“Delehanty Remains Fully Identified.” MA Green, of this city, views the body and recognizes the mangled corpse as that of his lifelong friend. Widow and daughter are left penniless, but the dead man’s comrades will raise a fund for their relief.”
 Washington Post
 Washington Times. The Washington Post writes, “The whereabouts of Edward Delehanty, the Washington ball player, who suddenly disappeared in Detroit last Thursday afternoon, is still a mystery. Not a word was received up to late last night that would throw any light upon his strange conduct. Delehanty’s wife, who has been in the city return with the club, yesterday telegraphed to her home in Philadelphia, and to his home in Cleveland, seeking some information, but in both cities their friends are as deeply in the dark as is Mrs. Delehanty.”
 Washington Times. Then there is this. The disappearance of Edward Delehanty, the right fielder of the Washington club, is just as deeply enshrouded in mystery now as it was at any time since in suddenly took French leave of the club. Messages have been sent to all the cities that he would be likely to go to, but not a trace of him has been found. Washington Post

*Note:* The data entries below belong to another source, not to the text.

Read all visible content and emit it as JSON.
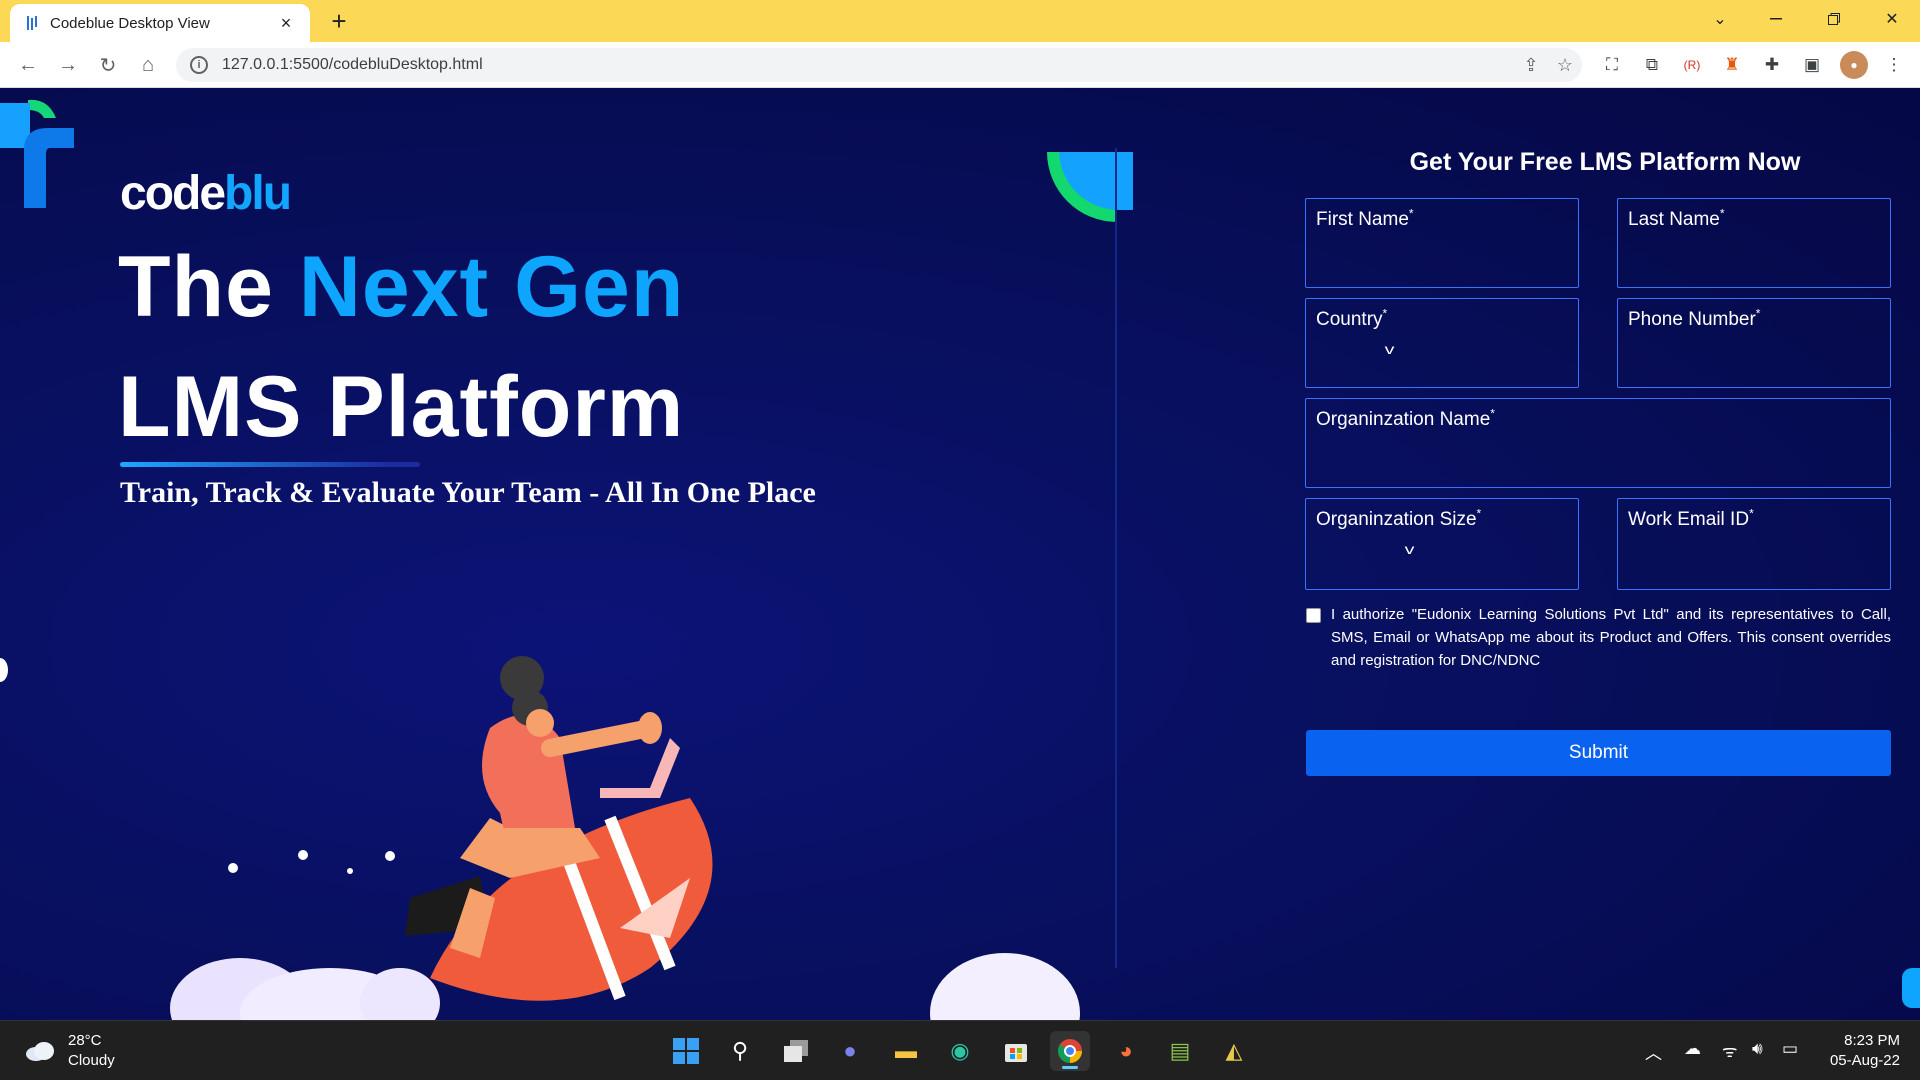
{
  "browser": {
    "tab_title": "Codeblue Desktop View",
    "close_tab": "×",
    "new_tab": "+",
    "url": "127.0.0.1:5500/codebluDesktop.html"
  },
  "page": {
    "logo": {
      "part1": "code",
      "part2": "blu"
    },
    "headline_1_plain": "The ",
    "headline_1_highlight": "Next Gen",
    "headline_2": "LMS Platform",
    "tagline": "Train, Track & Evaluate Your Team - All In One Place",
    "colors": {
      "accent": "#0ea5ff",
      "background": "#0a0c4a",
      "button": "#0a62f0",
      "field_border": "#3a72ff"
    }
  },
  "form": {
    "title": "Get Your Free LMS Platform Now",
    "required_mark": "*",
    "first_name": "First Name",
    "last_name": "Last Name",
    "country": "Country",
    "phone": "Phone Number",
    "org_name": "Organinzation Name",
    "org_size": "Organinzation Size",
    "work_email": "Work Email ID",
    "consent": "I authorize \"Eudonix Learning Solutions Pvt Ltd\" and its representatives to Call, SMS, Email or WhatsApp me about its Product and Offers. This consent overrides and registration for DNC/NDNC",
    "submit": "Submit"
  },
  "taskbar": {
    "temperature": "28°C",
    "condition": "Cloudy",
    "time": "8:23 PM",
    "date": "05-Aug-22"
  }
}
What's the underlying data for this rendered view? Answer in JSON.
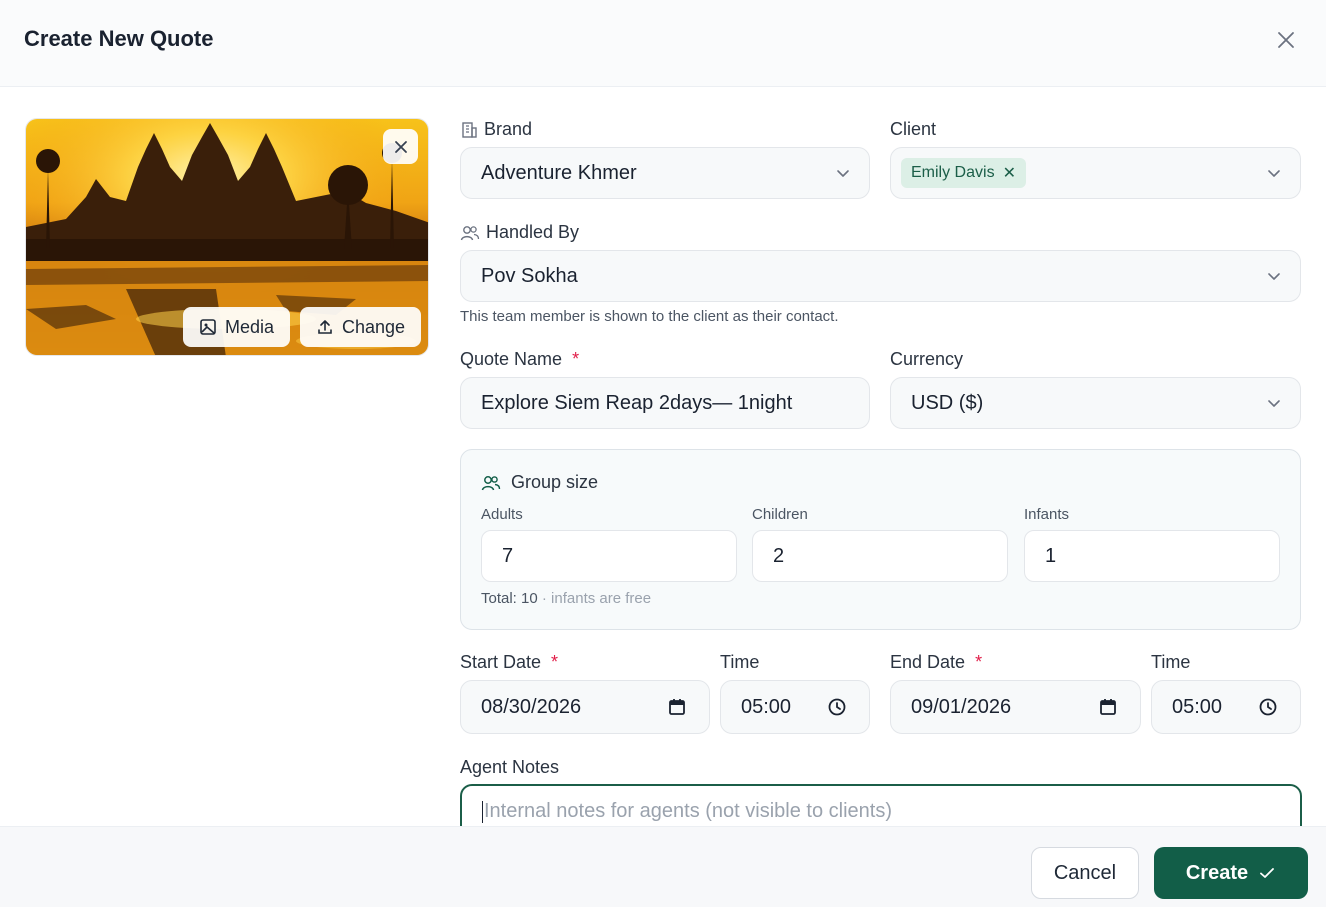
{
  "dialog": {
    "title": "Create New Quote"
  },
  "cover": {
    "media_label": "Media",
    "change_label": "Change"
  },
  "brand": {
    "label": "Brand",
    "value": "Adventure Khmer"
  },
  "client": {
    "label": "Client",
    "chip": "Emily Davis"
  },
  "handled_by": {
    "label": "Handled By",
    "value": "Pov Sokha",
    "hint": "This team member is shown to the client as their contact."
  },
  "quote_name": {
    "label": "Quote Name",
    "required": "*",
    "value": "Explore Siem Reap 2days— 1night"
  },
  "currency": {
    "label": "Currency",
    "value": "USD ($)"
  },
  "group_size": {
    "title": "Group size",
    "adults": {
      "label": "Adults",
      "value": "7"
    },
    "children": {
      "label": "Children",
      "value": "2"
    },
    "infants": {
      "label": "Infants",
      "value": "1"
    },
    "total": "Total: 10",
    "total_note": "· infants are free"
  },
  "start_date": {
    "label": "Start Date",
    "required": "*",
    "value": "08/30/2026"
  },
  "start_time": {
    "label": "Time",
    "value": "05:00"
  },
  "end_date": {
    "label": "End Date",
    "required": "*",
    "value": "09/01/2026"
  },
  "end_time": {
    "label": "Time",
    "value": "05:00"
  },
  "agent_notes": {
    "label": "Agent Notes",
    "placeholder": "Internal notes for agents (not visible to clients)"
  },
  "footer": {
    "cancel_label": "Cancel",
    "create_label": "Create"
  },
  "colors": {
    "primary": "#125e48",
    "chip_bg": "#dcefe6",
    "required": "#e11d48"
  }
}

 Washington Times
 Washington Times
*The Flynn’s have written two books about baseball in D.C.